Bicycle Safety Education Resource Center: The Bicycle Safety Education Resource Center is a website that provides bicycle safety education information for bicyclists of all ages, motorists, and those who teach children to ride. The site contains a searchable database of training materials; a guide to help you identify the training needs of your audience, and a Good Practices Guide to assist with the development of your own program. Modifications have been made to the Resource Center to provide a manageable process for growing the resource database as well as keeping it current. This was accomplished by developing an Internet based system that takes on-line program submission, allows program contacts to manage their own program information in the database, and enables the resource center database to be controlled from a secure administration site. The Bicycle Safety Education Resource Center website has also been selected as on of the best sites for students and teachers by the National Science Teachers Association. See http://www.bicyclinginfo.org/education/resource/fhwa.html. Hard copies of the Good Practices Guide are available by contacting Tamara Redmon at email@example.com.
See http://safety.fhwa.dot.gov/ped_bike/ped_bike_order/ for a complete list of FHWA Pedestrian and Bicycle Safety resources.
Evaluation of Pedestrian and Bicycle Safety Measures: Evaluation of new and innovative signing and other low-tech countermeasures and recommendations for their installation and use. This project will be completed by December 2009.
Segway® Human Transporter Research: Two studies have been developed to investigate the operational characteristics of Segway riders. The results of these studies are intended to assist engineers and policy makers in understanding Segway performance.
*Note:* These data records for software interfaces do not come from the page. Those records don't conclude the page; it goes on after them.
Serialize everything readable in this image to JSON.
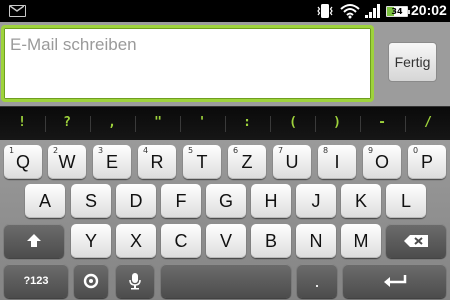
{
  "status_bar": {
    "time": "20:02",
    "battery_level": "34"
  },
  "compose": {
    "placeholder": "E-Mail schreiben",
    "done_label": "Fertig"
  },
  "punctuation": [
    "!",
    "?",
    ",",
    "\"",
    "'",
    ":",
    "(",
    ")",
    "-",
    "/"
  ],
  "keyboard": {
    "row1": [
      {
        "k": "Q",
        "alt": "1"
      },
      {
        "k": "W",
        "alt": "2"
      },
      {
        "k": "E",
        "alt": "3"
      },
      {
        "k": "R",
        "alt": "4"
      },
      {
        "k": "T",
        "alt": "5"
      },
      {
        "k": "Z",
        "alt": "6"
      },
      {
        "k": "U",
        "alt": "7"
      },
      {
        "k": "I",
        "alt": "8"
      },
      {
        "k": "O",
        "alt": "9"
      },
      {
        "k": "P",
        "alt": "0"
      }
    ],
    "row2": [
      "A",
      "S",
      "D",
      "F",
      "G",
      "H",
      "J",
      "K",
      "L"
    ],
    "row3": [
      "Y",
      "X",
      "C",
      "V",
      "B",
      "N",
      "M"
    ],
    "symbols_label": "?123",
    "period_label": "."
  },
  "colors": {
    "accent_green": "#9ed33c",
    "keyboard_bg": "#8e8e8e"
  }
}
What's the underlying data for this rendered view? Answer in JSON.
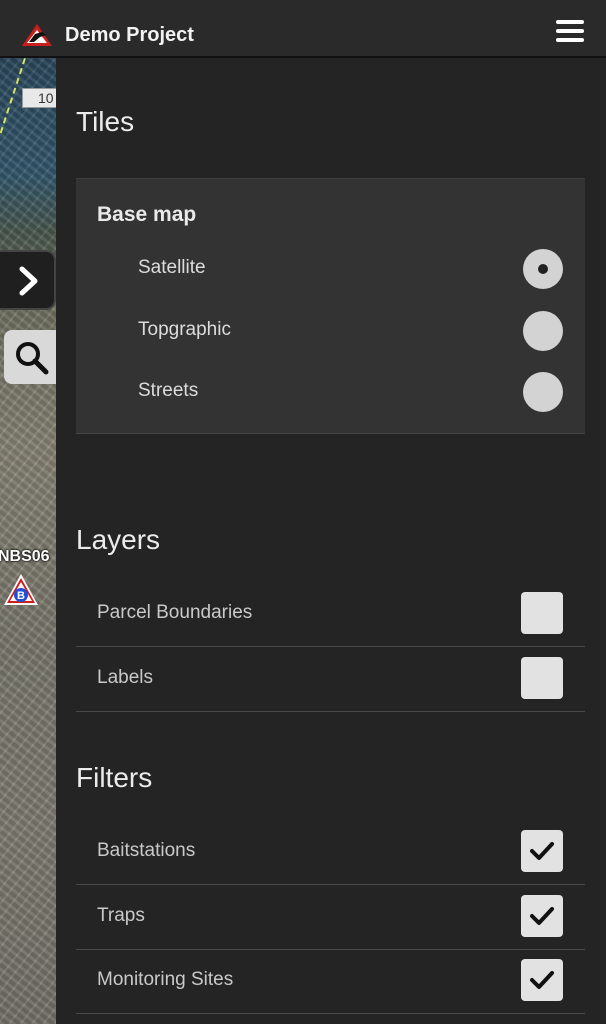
{
  "header": {
    "title": "Demo Project",
    "logo_icon": "bird-logo-icon",
    "menu_icon": "hamburger-menu-icon"
  },
  "map": {
    "road_sign": "10",
    "site_label": "NBS06",
    "site_marker_letter": "B",
    "collapse_icon": "chevron-right-icon",
    "search_icon": "search-icon"
  },
  "tiles": {
    "title": "Tiles",
    "card_title": "Base map",
    "options": [
      {
        "label": "Satellite",
        "selected": true
      },
      {
        "label": "Topgraphic",
        "selected": false
      },
      {
        "label": "Streets",
        "selected": false
      }
    ]
  },
  "layers": {
    "title": "Layers",
    "items": [
      {
        "label": "Parcel Boundaries",
        "checked": false
      },
      {
        "label": "Labels",
        "checked": false
      }
    ]
  },
  "filters": {
    "title": "Filters",
    "items": [
      {
        "label": "Baitstations",
        "checked": true
      },
      {
        "label": "Traps",
        "checked": true
      },
      {
        "label": "Monitoring Sites",
        "checked": true
      }
    ]
  },
  "colors": {
    "panel_bg": "#242424",
    "card_bg": "#333333",
    "control": "#d3d3d3",
    "marker_blue": "#1e4fd6",
    "marker_red": "#d01c1c"
  }
}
A study was conducted during the summer of 2004 examining the stopping behavior of experienced Segway riders. Participants rode on a closed sidewalk course at Turner-Fairbank Highway Research Center (TFHRC) and made planned and unexpected stops while traveling in three different speed keys (up to 6 mph, 8 mph, and 12.5 mph respectively). This study was completed in 2006.
A second study is currently underway investigating both novice and experienced Segway riders performing simple navigation tasks on a sidewalk at TFHRC. Participants also view a series of sidewalk videos shown from the rider's perspective and rate them on the quality of lateral and longitudinal separation, passing ability, and general ridability exhibited. This study will be completed in Spring 2008.
Pedestrian Exposure to Risk: This project is in an initial stage and will examine ways to better quantify pedestrian and bicyclist exposure to risk. The first step will be to conduct a literature review to find out how researchers try to measure pedestrian exposure to risk, the advantages and limitations of these approaches, and how these findings are used. A long-term goal is to develop a pilot study to more adequately investigate risk. This project will be completed in Winter 2008.
Recently Completed Research Reports:
Copies of the completed research reports are available upon request to: firstname.lastname@example.org.
See http://safety.fhwa.dot.gov/ped_bike/research/ for a complete list of FHWA Bicycle and Pedestrian Safety Research reports.